Overseas visitors to Johannesburg can drink the city’s water without fear because it is clean and safe, Johannesburg Water said on Thursday.
“We can say that residents and visitors to the city of Johannesburg needn’t fear about the quality of water supply to city,” the utility’s laboratory support manager, Russel Rimmer, said.
Speaking at a briefing on the R3,1-billion programme of improvements and replacements within the city’s 10 000km water-mains network, he said Johannesburg Water conducts more than the legally required number of sample tests on supplies it receives from Rand Water, and is confident that the city’s supplies are safe.
“We do over 40 tests on the samples to be 100% sure of the water quality,” he said.
Complaints to the company are generally about the colour of the water, which could indicate that chlorine levels need to be adjusted, or cloudiness, which usually means there has been work on a nearby pipeline.
Claims of illness due to the water are investigated and, said Rimmer, Johannesburg Water had found that such reports of illness had not been related to the water quality. If this was the case, an entire area would have been affected, not just the individual who asked the company to investigate.
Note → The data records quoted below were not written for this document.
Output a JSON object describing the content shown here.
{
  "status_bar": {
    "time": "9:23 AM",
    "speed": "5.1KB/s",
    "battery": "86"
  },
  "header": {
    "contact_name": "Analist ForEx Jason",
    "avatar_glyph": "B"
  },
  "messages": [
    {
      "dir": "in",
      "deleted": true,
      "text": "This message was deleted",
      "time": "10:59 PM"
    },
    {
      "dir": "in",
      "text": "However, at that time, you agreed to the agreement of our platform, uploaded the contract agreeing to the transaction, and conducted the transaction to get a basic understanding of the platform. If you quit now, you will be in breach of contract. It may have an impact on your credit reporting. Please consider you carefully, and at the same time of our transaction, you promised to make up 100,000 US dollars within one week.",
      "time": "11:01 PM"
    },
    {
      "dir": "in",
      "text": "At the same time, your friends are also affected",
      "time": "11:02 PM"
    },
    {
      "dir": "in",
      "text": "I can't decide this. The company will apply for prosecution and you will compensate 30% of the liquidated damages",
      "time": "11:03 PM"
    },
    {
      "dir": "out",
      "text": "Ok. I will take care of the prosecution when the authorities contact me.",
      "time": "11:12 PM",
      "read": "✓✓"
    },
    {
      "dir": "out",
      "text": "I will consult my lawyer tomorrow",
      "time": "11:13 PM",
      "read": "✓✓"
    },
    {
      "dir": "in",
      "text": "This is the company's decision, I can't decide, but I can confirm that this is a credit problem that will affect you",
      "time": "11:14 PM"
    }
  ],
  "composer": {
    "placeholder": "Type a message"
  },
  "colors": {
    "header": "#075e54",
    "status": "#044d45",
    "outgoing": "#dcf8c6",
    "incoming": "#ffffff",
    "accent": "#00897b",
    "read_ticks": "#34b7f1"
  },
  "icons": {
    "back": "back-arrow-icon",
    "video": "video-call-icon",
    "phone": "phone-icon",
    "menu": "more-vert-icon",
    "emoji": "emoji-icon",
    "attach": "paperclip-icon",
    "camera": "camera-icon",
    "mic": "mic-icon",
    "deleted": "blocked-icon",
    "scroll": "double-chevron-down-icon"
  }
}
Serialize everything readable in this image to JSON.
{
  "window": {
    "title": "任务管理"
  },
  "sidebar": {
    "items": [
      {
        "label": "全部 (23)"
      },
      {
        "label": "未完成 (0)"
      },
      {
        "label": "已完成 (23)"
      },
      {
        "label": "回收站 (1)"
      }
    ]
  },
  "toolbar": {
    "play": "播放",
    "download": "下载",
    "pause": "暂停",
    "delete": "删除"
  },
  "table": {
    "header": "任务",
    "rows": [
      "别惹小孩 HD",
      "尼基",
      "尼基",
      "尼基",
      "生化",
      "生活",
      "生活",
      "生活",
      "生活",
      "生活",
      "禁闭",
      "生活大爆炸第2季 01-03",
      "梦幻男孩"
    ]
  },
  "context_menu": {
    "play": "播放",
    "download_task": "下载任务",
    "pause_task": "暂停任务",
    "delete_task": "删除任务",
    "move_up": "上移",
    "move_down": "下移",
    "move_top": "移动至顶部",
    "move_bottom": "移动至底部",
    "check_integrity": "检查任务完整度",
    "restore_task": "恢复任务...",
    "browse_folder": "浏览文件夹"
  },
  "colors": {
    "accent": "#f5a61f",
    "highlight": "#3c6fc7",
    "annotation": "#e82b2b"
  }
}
Managing director Gerald Dumas said that it is common in Europe to see signs indicating when it is not safe to drink the tap water, but this is not an issue within Johannesburg Water’s networks, which covers areas from Orange Farm to Midrand, and Roodepoort to Alexandra, and supplies about 3,8-million people.
“Sometimes we are even scared to brush our teeth and we go out [in Europe] and buy a bottle of water. So, our water is safe.”
Johannesburg Water had recently won the “Blue Drop” award from the Department of Water Affairs, which said the city had the cleanest water nationally and ranked among the world’s best.
To sustain this it has been doing repairs, replacements and maintenance over the past years, and while this might frustrate consumers, he said: “You need to bear with us.
We are here to assist you and provide services.”
Many of the disruptions currently experienced are due to workers connecting new pipelines—which have been laid parallel to the old—to the network.
These connections will not be done during the Soccer World Cup to avoid disruptions to water supply, and will resume towards the end of July, explained Ntshavheni Mukwevho, general manager of capital investment and infrastructure development.
It was also replacing old asbestos cement pipelines that had been prone to leaks, which accounted for at least 10% of water losses.—Sapa